#### [PROBLEM REQUIREMENTS]
Wherever a line in the material contains the word "image", copy that line.

#### [SUPPLIED RECORDS]
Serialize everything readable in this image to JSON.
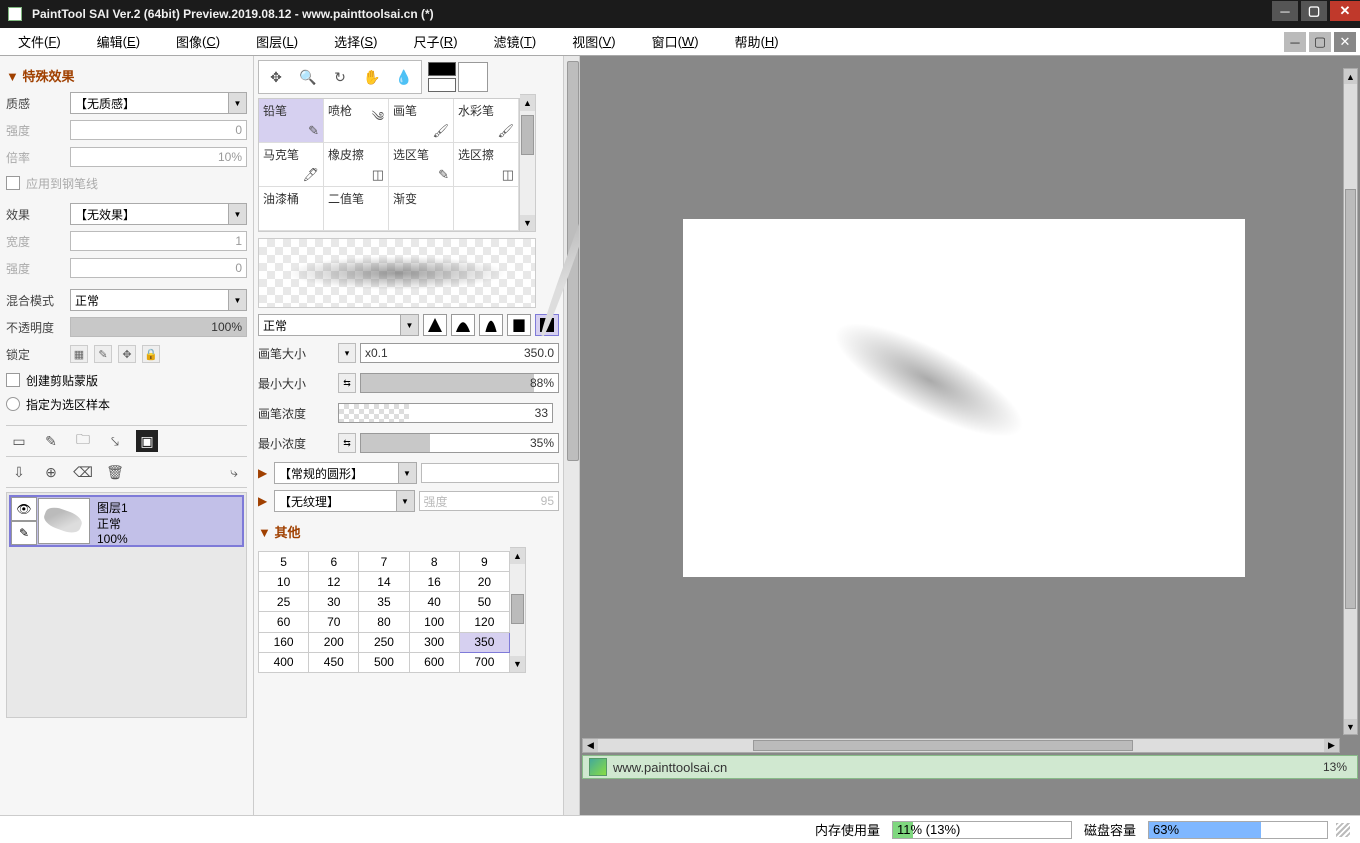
{
  "window": {
    "title": "PaintTool SAI Ver.2 (64bit) Preview.2019.08.12 - www.painttoolsai.cn (*)"
  },
  "menu": {
    "file": {
      "label": "文件",
      "mn": "F"
    },
    "edit": {
      "label": "编辑",
      "mn": "E"
    },
    "image": {
      "label": "图像",
      "mn": "C"
    },
    "layer": {
      "label": "图层",
      "mn": "L"
    },
    "select": {
      "label": "选择",
      "mn": "S"
    },
    "ruler": {
      "label": "尺子",
      "mn": "R"
    },
    "filter": {
      "label": "滤镜",
      "mn": "T"
    },
    "view": {
      "label": "视图",
      "mn": "V"
    },
    "window": {
      "label": "窗口",
      "mn": "W"
    },
    "help": {
      "label": "帮助",
      "mn": "H"
    }
  },
  "left": {
    "special_header": "特殊效果",
    "texture_label": "质感",
    "texture_value": "【无质感】",
    "intensity_label": "强度",
    "intensity_value": "0",
    "scale_label": "倍率",
    "scale_value": "10%",
    "apply_pen_label": "应用到钢笔线",
    "effect_label": "效果",
    "effect_value": "【无效果】",
    "width_label": "宽度",
    "width_value": "1",
    "intensity2_label": "强度",
    "intensity2_value": "0",
    "blend_label": "混合模式",
    "blend_value": "正常",
    "opacity_label": "不透明度",
    "opacity_value": "100%",
    "lock_label": "锁定",
    "clip_label": "创建剪贴蒙版",
    "selsrc_label": "指定为选区样本",
    "layer": {
      "name": "图层1",
      "mode": "正常",
      "opacity": "100%"
    }
  },
  "mid": {
    "brushes": {
      "r1c1": "铅笔",
      "r1c2": "喷枪",
      "r1c3": "画笔",
      "r1c4": "水彩笔",
      "r2c1": "马克笔",
      "r2c2": "橡皮擦",
      "r2c3": "选区笔",
      "r2c4": "选区擦",
      "r3c1": "油漆桶",
      "r3c2": "二值笔",
      "r3c3": "渐变"
    },
    "mode_value": "正常",
    "brush_size_label": "画笔大小",
    "brush_size_prefix": "x0.1",
    "brush_size_value": "350.0",
    "min_size_label": "最小大小",
    "min_size_value": "88%",
    "density_label": "画笔浓度",
    "density_value": "33",
    "min_density_label": "最小浓度",
    "min_density_value": "35%",
    "shape_label": "【常规的圆形】",
    "texture_label": "【无纹理】",
    "texture_intensity_label": "强度",
    "texture_intensity_value": "95",
    "other_header": "其他",
    "sizes": [
      [
        "5",
        "6",
        "7",
        "8",
        "9"
      ],
      [
        "10",
        "12",
        "14",
        "16",
        "20"
      ],
      [
        "25",
        "30",
        "35",
        "40",
        "50"
      ],
      [
        "60",
        "70",
        "80",
        "100",
        "120"
      ],
      [
        "160",
        "200",
        "250",
        "300",
        "350"
      ],
      [
        "400",
        "450",
        "500",
        "600",
        "700"
      ]
    ],
    "size_selected": "350"
  },
  "canvas": {
    "doc_name": "www.painttoolsai.cn",
    "doc_zoom": "13%"
  },
  "status": {
    "mem_label": "内存使用量",
    "mem_text": "11% (13%)",
    "mem_pct": 11,
    "disk_label": "磁盘容量",
    "disk_text": "63%",
    "disk_pct": 63
  }
}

#### [SOLUTION TO THE PROBLEM]
Serialize everything readable in this image to JSON.
    "image": {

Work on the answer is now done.